◆ WHAT THE EXERCISE ASKS: Based on the entries below, how many lines contain the word "Means"? Respond with only the number.

◆ DATA FOR THIS EXERCISE:
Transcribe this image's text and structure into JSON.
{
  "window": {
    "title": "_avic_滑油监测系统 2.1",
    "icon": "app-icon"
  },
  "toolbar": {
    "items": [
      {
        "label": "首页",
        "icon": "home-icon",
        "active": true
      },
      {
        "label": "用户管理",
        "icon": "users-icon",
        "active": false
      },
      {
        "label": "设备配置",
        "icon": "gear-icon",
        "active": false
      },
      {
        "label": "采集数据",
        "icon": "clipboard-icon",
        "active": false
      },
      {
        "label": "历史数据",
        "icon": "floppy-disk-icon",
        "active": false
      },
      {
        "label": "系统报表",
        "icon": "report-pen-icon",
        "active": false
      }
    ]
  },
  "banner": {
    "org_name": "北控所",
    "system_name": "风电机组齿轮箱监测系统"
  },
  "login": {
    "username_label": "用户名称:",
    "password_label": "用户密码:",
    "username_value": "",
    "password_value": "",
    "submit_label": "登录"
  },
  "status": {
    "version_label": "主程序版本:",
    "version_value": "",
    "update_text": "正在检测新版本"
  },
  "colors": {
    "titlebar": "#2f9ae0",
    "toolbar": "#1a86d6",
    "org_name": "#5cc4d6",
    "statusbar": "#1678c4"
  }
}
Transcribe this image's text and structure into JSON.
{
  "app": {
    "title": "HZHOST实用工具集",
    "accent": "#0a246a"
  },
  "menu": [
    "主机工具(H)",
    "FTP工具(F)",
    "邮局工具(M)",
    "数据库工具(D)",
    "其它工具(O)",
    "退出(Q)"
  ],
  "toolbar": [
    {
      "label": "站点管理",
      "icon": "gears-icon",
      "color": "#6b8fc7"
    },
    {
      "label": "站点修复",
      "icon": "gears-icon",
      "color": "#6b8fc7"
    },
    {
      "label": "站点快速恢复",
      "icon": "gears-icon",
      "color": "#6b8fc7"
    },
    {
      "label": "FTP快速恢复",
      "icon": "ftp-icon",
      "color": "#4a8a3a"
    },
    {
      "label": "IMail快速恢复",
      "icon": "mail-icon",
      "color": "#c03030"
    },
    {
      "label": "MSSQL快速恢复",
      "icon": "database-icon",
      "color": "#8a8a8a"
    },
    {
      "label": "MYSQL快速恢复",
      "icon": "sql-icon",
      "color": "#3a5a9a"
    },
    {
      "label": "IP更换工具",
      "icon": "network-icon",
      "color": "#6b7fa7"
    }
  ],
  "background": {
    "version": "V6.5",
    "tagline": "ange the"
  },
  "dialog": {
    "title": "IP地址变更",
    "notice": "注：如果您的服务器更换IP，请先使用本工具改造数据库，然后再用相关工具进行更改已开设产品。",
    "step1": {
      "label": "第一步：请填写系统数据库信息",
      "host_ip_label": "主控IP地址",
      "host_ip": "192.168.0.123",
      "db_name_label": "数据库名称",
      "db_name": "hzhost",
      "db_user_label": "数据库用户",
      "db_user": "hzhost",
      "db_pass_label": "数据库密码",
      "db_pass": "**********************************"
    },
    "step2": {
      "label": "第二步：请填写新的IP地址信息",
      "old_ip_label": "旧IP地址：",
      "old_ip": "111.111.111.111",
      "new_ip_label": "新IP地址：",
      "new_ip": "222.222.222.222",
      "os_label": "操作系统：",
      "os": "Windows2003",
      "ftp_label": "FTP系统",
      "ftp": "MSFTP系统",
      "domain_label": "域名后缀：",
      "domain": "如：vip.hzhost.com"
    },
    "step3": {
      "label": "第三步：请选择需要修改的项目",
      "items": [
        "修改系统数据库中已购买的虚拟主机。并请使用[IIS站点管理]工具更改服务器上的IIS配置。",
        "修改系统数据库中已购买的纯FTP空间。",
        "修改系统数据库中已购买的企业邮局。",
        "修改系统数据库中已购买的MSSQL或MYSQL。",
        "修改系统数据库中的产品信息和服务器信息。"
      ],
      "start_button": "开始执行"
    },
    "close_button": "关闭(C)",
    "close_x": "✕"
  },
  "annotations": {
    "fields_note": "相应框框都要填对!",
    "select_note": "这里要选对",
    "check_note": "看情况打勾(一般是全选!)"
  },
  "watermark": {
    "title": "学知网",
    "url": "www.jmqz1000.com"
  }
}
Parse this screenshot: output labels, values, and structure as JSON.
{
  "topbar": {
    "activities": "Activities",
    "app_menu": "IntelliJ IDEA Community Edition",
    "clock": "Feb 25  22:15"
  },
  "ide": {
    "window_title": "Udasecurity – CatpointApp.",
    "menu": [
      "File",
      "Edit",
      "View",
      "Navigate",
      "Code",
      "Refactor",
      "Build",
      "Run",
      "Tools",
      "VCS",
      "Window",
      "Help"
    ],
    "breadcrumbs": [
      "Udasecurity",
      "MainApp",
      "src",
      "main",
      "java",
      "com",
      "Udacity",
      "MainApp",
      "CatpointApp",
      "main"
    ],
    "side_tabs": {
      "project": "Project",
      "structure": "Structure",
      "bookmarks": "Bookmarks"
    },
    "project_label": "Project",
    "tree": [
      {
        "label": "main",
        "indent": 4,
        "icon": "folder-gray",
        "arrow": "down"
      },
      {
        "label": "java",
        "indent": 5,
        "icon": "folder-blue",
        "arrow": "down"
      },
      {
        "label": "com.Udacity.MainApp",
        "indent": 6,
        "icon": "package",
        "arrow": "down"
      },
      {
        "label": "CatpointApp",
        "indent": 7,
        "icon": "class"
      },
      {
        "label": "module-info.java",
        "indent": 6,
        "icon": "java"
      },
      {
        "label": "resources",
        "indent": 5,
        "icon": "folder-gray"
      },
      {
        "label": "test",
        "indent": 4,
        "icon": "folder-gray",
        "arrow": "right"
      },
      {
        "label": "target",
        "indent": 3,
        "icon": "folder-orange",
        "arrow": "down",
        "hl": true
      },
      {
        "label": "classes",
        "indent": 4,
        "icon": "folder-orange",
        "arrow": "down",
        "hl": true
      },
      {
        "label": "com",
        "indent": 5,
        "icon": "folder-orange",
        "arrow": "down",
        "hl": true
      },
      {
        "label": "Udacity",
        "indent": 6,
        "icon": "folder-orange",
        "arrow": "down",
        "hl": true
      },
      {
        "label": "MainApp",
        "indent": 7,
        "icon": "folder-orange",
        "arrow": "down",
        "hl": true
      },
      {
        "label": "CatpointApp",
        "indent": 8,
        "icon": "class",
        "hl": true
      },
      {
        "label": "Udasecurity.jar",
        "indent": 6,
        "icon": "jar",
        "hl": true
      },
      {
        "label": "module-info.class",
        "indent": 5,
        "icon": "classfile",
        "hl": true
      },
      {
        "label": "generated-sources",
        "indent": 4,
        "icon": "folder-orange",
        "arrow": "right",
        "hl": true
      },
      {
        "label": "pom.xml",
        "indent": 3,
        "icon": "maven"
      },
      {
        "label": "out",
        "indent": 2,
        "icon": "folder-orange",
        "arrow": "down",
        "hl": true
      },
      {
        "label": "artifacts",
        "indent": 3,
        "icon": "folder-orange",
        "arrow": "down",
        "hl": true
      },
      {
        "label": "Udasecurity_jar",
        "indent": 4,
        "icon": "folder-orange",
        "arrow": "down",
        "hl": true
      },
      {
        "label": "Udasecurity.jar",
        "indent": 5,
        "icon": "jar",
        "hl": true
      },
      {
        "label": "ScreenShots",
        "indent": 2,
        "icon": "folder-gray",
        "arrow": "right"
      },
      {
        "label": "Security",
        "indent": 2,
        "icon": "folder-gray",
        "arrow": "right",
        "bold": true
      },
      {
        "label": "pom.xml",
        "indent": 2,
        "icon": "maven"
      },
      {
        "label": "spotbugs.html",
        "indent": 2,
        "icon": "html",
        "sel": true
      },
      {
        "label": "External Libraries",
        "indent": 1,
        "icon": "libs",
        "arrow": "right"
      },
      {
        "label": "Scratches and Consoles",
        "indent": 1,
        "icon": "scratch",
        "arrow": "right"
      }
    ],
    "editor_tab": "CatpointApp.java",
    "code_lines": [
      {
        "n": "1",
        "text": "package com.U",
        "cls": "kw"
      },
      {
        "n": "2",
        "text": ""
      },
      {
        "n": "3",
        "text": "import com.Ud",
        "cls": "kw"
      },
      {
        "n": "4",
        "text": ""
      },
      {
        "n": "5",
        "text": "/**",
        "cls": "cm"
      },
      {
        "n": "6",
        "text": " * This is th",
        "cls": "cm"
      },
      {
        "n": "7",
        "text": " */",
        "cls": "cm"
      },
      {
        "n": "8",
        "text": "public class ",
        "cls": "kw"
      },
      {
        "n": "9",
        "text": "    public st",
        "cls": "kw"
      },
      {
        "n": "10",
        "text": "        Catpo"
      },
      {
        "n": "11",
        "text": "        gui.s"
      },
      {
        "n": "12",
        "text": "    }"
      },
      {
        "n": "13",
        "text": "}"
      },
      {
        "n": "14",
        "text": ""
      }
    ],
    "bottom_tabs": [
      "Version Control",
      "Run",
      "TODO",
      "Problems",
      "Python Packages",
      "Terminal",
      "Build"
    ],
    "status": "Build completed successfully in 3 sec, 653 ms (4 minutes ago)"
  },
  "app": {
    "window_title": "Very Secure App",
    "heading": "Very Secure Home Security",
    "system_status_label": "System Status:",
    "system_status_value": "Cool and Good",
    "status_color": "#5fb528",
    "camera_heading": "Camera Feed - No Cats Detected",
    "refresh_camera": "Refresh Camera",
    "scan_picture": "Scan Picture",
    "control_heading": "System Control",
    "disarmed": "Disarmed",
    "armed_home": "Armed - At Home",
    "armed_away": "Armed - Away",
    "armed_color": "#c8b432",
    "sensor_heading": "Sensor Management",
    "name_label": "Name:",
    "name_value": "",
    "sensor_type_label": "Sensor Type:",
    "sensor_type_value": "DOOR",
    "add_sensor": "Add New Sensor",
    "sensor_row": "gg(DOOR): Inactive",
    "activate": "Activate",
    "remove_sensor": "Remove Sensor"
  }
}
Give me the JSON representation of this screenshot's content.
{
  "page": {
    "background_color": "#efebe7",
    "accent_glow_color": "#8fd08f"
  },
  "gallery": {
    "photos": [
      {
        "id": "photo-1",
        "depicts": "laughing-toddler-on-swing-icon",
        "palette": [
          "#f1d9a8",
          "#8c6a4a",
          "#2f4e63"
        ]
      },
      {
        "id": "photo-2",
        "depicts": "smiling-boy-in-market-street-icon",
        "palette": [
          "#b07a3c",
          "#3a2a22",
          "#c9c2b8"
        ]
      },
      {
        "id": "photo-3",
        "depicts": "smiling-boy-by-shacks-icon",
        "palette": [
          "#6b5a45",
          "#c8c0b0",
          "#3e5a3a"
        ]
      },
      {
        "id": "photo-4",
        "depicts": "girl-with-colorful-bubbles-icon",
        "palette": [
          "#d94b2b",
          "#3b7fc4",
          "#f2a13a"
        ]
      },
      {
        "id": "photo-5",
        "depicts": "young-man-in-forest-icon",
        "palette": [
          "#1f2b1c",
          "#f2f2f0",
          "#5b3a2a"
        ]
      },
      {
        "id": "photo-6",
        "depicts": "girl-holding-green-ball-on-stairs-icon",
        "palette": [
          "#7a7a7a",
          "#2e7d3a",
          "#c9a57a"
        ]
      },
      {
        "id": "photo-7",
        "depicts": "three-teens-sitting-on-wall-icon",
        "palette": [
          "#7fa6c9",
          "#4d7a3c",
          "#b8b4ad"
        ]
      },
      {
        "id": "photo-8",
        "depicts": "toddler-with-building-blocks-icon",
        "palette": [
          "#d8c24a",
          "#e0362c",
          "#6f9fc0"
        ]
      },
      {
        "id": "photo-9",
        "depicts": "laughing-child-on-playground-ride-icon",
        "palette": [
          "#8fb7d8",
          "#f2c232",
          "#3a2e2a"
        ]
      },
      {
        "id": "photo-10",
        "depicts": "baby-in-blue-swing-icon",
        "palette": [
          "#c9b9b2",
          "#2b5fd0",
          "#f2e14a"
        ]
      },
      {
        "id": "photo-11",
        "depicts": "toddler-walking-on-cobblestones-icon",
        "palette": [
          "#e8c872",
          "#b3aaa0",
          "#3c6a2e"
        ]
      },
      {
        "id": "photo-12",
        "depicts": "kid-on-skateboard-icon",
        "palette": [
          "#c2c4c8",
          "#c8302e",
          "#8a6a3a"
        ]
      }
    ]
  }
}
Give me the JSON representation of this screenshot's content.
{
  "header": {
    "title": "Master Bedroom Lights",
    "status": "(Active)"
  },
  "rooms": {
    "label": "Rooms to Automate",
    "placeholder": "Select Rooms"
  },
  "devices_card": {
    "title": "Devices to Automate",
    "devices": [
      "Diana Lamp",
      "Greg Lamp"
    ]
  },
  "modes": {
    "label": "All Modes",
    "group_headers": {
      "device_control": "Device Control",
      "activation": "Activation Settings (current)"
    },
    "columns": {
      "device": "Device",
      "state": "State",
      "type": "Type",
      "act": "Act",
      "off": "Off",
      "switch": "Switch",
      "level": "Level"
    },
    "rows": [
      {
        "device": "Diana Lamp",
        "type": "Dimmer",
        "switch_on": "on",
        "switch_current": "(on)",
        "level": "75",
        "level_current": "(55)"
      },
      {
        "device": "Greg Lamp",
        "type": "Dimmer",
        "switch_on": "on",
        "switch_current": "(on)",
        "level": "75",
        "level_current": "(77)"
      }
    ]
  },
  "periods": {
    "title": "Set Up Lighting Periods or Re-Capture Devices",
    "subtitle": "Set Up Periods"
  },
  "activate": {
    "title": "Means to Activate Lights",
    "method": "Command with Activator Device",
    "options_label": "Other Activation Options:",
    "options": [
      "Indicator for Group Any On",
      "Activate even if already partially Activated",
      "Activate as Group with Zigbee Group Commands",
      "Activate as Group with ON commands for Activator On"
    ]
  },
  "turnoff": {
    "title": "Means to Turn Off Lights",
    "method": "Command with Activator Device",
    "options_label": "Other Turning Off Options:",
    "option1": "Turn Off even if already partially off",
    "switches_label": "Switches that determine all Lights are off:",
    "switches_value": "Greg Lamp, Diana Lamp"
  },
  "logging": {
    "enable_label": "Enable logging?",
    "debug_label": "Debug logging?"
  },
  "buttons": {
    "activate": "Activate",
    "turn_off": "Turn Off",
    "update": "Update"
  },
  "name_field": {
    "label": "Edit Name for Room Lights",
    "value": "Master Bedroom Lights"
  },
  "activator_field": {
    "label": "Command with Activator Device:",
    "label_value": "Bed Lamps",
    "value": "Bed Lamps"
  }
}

◆ OUTPUT OF THE TASK: 2